## What you have to do
Check every line below, and copy those that include "checked".

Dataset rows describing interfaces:
┄┄┄┄┄┄┄┄┄┄

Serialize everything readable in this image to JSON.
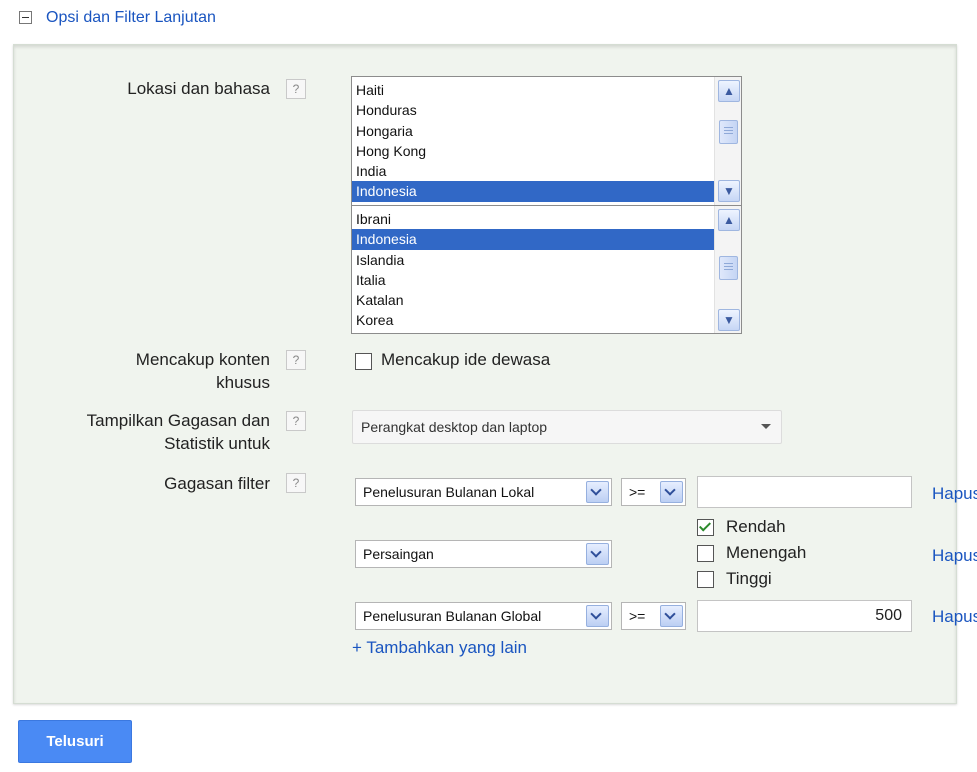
{
  "header": {
    "title": "Opsi dan Filter Lanjutan"
  },
  "location_language": {
    "label": "Lokasi dan bahasa",
    "help_label": "?",
    "countries": [
      {
        "label": "Haiti",
        "selected": false
      },
      {
        "label": "Honduras",
        "selected": false
      },
      {
        "label": "Hongaria",
        "selected": false
      },
      {
        "label": "Hong Kong",
        "selected": false
      },
      {
        "label": "India",
        "selected": false
      },
      {
        "label": "Indonesia",
        "selected": true
      }
    ],
    "languages": [
      {
        "label": "Ibrani",
        "selected": false
      },
      {
        "label": "Indonesia",
        "selected": true
      },
      {
        "label": "Islandia",
        "selected": false
      },
      {
        "label": "Italia",
        "selected": false
      },
      {
        "label": "Katalan",
        "selected": false
      },
      {
        "label": "Korea",
        "selected": false
      }
    ]
  },
  "special_content": {
    "label_line1": "Mencakup konten",
    "label_line2": "khusus",
    "help_label": "?",
    "checkbox_label": "Mencakup ide dewasa",
    "checked": false
  },
  "show_ideas": {
    "label_line1": "Tampilkan Gagasan dan",
    "label_line2": "Statistik untuk",
    "help_label": "?",
    "selected": "Perangkat desktop dan laptop"
  },
  "filters": {
    "label": "Gagasan filter",
    "help_label": "?",
    "rows": [
      {
        "field": "Penelusuran Bulanan Lokal",
        "operator": ">=",
        "value": "",
        "remove": "Hapus"
      },
      {
        "field": "Persaingan",
        "options": [
          {
            "label": "Rendah",
            "checked": true
          },
          {
            "label": "Menengah",
            "checked": false
          },
          {
            "label": "Tinggi",
            "checked": false
          }
        ],
        "remove": "Hapus"
      },
      {
        "field": "Penelusuran Bulanan Global",
        "operator": ">=",
        "value": "500",
        "remove": "Hapus"
      }
    ],
    "add_more": "+ Tambahkan yang lain"
  },
  "search_button": "Telusuri",
  "colors": {
    "link": "#1a55c0",
    "selection": "#3168c6",
    "button": "#4a8af4",
    "panel": "#f0f4ee"
  }
}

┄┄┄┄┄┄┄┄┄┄

## Output below
    "checked": false
            "checked": true
            "checked": false
            "checked": false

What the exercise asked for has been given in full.